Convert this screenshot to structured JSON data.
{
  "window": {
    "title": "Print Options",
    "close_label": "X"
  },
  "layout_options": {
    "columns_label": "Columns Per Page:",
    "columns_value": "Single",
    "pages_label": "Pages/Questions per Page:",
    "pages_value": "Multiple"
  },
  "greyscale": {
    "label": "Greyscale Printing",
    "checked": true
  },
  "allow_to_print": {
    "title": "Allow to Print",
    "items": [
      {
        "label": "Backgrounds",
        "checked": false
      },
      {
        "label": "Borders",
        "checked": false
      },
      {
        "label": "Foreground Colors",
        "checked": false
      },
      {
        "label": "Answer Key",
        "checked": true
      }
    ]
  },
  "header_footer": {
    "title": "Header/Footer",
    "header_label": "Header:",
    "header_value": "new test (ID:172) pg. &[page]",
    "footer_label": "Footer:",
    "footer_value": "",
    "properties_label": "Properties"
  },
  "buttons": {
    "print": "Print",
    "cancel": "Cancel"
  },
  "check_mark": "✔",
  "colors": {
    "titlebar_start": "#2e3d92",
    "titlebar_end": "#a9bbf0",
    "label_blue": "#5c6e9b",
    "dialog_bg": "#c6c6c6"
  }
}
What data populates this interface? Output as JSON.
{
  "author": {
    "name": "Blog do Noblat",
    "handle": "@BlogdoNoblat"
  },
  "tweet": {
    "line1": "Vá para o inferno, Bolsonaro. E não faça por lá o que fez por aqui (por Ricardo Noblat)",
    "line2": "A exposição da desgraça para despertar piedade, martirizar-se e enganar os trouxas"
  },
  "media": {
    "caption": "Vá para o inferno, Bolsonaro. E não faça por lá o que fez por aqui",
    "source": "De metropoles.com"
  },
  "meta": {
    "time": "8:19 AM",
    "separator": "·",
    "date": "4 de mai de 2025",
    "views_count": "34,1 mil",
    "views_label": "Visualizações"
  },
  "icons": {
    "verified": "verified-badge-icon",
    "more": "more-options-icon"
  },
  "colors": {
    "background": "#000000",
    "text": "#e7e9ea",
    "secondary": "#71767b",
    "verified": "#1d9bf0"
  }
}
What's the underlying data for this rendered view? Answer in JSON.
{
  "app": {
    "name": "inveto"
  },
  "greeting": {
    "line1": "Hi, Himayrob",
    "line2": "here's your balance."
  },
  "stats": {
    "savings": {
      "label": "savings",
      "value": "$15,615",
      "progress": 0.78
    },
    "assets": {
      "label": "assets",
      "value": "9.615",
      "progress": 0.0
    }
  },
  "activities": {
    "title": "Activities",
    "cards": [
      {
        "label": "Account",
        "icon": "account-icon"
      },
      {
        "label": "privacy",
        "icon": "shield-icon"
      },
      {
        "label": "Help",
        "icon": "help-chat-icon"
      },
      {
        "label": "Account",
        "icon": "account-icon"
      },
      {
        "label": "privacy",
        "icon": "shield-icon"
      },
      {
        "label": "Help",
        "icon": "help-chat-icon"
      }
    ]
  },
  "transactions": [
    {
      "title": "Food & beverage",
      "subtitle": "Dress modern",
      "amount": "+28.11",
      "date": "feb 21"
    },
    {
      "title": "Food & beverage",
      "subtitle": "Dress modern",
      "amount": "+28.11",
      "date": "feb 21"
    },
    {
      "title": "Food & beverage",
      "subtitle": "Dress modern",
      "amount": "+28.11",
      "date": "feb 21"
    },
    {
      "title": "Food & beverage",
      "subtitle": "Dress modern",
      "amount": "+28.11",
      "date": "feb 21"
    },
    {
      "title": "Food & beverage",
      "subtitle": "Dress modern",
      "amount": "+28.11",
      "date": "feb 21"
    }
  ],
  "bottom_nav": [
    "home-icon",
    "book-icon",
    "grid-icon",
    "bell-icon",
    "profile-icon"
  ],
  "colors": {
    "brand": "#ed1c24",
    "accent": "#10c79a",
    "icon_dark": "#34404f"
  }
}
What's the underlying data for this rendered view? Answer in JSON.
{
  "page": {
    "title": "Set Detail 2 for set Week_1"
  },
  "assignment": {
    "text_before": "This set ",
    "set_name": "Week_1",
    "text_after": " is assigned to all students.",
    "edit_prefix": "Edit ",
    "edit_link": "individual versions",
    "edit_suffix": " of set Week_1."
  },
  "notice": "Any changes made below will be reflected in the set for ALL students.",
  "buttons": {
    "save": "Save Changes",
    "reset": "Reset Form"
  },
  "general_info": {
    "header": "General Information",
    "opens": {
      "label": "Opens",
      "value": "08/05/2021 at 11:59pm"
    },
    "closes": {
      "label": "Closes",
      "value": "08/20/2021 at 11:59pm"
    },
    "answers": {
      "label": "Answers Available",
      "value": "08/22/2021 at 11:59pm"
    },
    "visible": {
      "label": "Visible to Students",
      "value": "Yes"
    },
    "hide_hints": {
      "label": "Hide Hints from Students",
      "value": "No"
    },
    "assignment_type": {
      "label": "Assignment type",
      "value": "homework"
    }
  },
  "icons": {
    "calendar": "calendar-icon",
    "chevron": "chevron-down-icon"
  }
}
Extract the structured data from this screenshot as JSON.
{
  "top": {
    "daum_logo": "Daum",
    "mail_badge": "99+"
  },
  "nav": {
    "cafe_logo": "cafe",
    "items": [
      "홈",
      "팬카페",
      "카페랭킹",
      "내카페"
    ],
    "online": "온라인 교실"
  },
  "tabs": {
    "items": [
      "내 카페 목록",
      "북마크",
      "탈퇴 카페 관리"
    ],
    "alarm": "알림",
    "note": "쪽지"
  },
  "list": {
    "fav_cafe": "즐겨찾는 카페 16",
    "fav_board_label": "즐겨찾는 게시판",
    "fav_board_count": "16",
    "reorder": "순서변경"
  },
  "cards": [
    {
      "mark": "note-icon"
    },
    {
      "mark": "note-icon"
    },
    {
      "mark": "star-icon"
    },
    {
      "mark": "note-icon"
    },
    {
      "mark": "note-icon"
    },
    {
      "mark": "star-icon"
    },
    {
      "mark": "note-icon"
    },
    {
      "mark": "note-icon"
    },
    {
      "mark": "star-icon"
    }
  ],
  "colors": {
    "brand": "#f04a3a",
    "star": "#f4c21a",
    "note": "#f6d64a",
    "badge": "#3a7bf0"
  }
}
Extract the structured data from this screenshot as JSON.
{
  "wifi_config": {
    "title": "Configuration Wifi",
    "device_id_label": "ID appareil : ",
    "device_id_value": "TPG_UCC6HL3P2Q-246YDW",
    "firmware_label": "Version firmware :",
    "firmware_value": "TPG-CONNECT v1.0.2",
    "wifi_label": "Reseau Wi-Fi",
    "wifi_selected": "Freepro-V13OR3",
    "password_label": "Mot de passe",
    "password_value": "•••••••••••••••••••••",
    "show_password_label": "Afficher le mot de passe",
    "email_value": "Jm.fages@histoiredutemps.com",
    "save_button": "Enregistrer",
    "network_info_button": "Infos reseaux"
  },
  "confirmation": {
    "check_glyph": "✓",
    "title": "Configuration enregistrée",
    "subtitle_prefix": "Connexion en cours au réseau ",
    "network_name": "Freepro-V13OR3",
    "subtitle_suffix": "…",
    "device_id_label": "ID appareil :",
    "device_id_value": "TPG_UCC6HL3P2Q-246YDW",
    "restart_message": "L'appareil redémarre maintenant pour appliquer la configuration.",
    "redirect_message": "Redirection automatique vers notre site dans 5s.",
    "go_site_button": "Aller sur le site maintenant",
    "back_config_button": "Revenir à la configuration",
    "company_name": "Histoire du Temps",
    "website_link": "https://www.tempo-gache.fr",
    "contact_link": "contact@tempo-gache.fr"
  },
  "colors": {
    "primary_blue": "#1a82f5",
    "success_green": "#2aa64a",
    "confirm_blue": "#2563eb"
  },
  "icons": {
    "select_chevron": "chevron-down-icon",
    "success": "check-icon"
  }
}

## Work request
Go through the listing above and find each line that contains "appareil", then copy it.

## Answer below
    "device_id_label": "ID appareil : ",
    "device_id_label": "ID appareil :",
    "restart_message": "L'appareil redémarre maintenant pour appliquer la configuration.",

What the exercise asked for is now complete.